The popularity of Over The Top (OTT) video is growing fast particularly in France and the UK.
According to new data released by Parks Associates on Tuesday, over half of UK and French (55% and 51%, respectively) broadband internet households are now turning to online channels for their TV and video fix.
Until now, it has been free services, provided by existing broadcasters, such as the BBC, that have been leading the charge, getting people to look to the web rather than the TV guide. However, the growing choice of exclusive programming from the likes of Netflix is starting to grab consumers’ attention and get them to consider subscription options, too.
“In many parts of Europe, pay-TV penetration is lower than the US, and European consumers have been reluctant to pay for video in the past due to so many ‘free’ options,” said Brett Sappington, Director of Research, Parks Associates. “But, as more pay options enter the market, with content unavailable anywhere else, they are slowly changing the culture of video viewing in Europe.”
As such, 30% of UK broadband households now subscribe to an OTT service, and although that figure is way behind the US, where 70% of homes are using OTT services and 64% of comparable households are subscribing to the likes of Netflix, Amazon Prime or HBO Go, it’s some way ahead of France where according to Parks Associates, only 17% of households currently pay to stream content.
“OTT is definitely gaining traction across Europe.

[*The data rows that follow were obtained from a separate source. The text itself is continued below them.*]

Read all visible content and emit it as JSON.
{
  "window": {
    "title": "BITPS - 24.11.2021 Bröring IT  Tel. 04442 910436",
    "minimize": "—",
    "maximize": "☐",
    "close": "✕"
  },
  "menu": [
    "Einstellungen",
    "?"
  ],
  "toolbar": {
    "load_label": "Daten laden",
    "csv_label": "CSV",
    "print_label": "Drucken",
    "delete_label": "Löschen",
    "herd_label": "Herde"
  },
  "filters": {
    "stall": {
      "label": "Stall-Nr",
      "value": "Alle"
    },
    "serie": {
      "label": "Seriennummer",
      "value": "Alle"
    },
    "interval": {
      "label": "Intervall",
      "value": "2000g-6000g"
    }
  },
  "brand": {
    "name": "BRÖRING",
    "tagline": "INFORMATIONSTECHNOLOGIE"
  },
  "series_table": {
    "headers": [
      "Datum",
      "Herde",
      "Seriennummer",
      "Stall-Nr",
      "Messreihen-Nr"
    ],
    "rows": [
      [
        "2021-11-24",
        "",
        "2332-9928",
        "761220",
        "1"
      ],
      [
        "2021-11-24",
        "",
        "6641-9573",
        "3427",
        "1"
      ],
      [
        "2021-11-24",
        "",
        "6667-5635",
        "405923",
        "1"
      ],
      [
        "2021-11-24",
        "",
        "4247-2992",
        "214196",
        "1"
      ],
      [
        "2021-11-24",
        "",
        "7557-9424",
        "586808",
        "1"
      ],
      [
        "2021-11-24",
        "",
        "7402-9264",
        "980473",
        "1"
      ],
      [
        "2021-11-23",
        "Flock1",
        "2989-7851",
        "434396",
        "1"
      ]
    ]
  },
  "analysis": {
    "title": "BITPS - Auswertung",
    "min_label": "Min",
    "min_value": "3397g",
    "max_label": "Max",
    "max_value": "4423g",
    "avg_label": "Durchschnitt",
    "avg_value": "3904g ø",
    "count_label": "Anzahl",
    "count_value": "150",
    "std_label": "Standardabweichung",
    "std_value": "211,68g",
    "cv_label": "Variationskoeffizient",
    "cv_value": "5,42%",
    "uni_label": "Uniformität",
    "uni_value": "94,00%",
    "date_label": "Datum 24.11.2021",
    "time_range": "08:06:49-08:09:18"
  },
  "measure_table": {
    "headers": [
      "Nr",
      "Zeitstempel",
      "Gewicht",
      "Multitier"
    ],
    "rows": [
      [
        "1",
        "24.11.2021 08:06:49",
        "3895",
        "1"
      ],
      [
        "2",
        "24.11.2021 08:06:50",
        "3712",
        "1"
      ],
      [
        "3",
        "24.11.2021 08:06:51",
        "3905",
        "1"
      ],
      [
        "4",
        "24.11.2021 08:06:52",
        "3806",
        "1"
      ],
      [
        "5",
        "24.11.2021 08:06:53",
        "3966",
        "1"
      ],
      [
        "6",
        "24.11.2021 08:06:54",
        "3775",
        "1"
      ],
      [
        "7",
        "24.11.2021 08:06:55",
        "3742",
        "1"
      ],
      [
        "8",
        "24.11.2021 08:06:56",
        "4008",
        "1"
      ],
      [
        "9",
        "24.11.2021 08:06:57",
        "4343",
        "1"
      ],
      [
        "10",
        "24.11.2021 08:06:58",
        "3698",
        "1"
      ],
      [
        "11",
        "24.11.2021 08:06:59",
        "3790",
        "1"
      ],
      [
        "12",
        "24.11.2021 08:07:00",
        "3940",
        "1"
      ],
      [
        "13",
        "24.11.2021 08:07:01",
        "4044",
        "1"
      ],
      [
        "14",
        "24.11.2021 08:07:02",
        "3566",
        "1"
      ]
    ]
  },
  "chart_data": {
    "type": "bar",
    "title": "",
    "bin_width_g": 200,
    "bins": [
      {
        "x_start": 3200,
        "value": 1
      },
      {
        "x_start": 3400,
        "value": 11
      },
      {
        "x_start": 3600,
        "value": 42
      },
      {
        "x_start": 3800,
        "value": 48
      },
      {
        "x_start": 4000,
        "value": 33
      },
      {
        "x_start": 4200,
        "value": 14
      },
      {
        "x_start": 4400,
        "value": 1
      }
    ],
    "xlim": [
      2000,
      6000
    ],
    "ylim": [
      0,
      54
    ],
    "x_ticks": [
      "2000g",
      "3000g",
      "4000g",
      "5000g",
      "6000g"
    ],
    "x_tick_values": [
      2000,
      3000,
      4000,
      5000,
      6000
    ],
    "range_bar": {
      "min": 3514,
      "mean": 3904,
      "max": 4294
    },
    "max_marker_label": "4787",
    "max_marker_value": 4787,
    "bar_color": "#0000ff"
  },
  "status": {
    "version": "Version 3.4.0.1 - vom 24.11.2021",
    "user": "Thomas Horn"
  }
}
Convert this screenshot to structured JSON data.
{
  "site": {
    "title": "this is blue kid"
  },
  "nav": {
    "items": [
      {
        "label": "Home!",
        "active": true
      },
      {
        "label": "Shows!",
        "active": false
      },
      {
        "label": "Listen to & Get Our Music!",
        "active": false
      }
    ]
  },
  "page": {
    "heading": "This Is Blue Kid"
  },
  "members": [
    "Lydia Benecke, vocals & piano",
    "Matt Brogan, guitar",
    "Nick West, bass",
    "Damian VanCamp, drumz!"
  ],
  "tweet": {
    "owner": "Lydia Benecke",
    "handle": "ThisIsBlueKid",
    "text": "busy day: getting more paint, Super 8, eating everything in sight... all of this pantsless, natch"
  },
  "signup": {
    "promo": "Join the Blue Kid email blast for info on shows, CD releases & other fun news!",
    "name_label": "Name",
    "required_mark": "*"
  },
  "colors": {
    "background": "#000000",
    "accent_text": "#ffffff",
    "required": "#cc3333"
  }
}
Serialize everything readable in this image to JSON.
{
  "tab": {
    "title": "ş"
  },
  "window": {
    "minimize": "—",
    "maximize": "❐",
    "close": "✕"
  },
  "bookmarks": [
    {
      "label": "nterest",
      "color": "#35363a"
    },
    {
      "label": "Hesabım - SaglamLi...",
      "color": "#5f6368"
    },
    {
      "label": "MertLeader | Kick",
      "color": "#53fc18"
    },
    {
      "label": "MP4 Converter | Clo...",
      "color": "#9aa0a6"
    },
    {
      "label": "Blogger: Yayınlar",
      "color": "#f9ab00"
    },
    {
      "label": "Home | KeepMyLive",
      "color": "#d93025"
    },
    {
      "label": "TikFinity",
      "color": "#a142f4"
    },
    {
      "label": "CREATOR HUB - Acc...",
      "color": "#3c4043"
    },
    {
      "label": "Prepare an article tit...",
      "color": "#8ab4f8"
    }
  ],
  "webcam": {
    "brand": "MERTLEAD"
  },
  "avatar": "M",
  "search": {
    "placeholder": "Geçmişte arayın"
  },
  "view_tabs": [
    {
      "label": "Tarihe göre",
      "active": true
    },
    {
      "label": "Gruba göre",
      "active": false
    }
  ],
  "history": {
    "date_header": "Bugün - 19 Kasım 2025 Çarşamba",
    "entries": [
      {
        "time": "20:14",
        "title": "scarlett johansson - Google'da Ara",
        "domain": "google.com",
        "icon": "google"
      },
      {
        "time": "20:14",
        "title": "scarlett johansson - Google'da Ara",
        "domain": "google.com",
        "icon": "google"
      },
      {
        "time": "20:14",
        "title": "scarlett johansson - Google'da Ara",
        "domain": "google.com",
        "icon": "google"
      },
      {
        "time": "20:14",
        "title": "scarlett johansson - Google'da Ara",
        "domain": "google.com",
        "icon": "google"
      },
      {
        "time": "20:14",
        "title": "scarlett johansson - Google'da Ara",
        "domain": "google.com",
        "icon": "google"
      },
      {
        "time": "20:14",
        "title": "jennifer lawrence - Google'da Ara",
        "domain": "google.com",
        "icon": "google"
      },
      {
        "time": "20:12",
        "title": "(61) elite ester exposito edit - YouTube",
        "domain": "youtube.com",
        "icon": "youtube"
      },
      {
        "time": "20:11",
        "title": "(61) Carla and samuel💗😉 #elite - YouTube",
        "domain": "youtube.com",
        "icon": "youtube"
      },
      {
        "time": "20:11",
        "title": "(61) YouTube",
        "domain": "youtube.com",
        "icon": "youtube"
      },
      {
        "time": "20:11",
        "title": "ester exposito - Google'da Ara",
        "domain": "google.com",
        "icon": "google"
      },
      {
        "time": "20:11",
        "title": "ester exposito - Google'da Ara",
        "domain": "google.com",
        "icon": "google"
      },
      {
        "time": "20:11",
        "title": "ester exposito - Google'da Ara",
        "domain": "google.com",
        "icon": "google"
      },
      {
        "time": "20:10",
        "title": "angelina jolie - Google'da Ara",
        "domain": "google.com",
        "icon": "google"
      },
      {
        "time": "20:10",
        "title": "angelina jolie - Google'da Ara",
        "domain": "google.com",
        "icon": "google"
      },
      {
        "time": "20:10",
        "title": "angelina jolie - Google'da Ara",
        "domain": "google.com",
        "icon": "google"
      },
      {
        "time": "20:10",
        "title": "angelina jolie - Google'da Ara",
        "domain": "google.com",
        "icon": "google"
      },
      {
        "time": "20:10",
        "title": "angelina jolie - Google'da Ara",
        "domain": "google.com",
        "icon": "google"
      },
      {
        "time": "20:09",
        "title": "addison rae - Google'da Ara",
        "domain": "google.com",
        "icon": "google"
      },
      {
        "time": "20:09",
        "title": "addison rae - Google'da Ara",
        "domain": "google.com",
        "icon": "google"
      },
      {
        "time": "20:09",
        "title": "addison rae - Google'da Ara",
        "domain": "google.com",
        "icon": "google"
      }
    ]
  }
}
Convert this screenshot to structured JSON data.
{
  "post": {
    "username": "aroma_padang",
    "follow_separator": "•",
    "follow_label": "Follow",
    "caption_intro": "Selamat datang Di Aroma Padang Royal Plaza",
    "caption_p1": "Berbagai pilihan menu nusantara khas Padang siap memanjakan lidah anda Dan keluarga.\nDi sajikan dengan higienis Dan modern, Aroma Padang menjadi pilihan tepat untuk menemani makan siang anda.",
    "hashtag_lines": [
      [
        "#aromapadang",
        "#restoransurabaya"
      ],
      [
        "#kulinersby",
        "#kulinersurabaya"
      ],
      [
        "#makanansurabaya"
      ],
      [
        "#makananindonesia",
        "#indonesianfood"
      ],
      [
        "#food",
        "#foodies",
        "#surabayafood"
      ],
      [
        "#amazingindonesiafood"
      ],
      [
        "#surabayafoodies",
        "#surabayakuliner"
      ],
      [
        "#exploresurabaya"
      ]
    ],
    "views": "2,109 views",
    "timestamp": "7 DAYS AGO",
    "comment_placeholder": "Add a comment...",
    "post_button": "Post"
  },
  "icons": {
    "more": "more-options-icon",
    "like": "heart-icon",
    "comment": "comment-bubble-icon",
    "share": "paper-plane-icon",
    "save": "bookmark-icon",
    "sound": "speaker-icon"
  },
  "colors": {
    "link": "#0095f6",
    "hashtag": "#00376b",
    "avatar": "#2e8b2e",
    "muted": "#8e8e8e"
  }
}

We are seeing new OTT video services spring up but not as many as in North America,” Sappington said. “In the US and Canada, the quickly increasing volume of new options is driving high numbers of online viewing of TV and movies.”
The number of services springing up in North America is growing all the time and there are currently over 100 separate services each trying to attract viewers. Although this will eventually lead to consolidation, for the moment at least US consumers appear happy to pay for content from several providers.
“We saw a big increase in the number of households subscribing to multiple OTT video services in the US market at the end of 2015,” explained Sappington.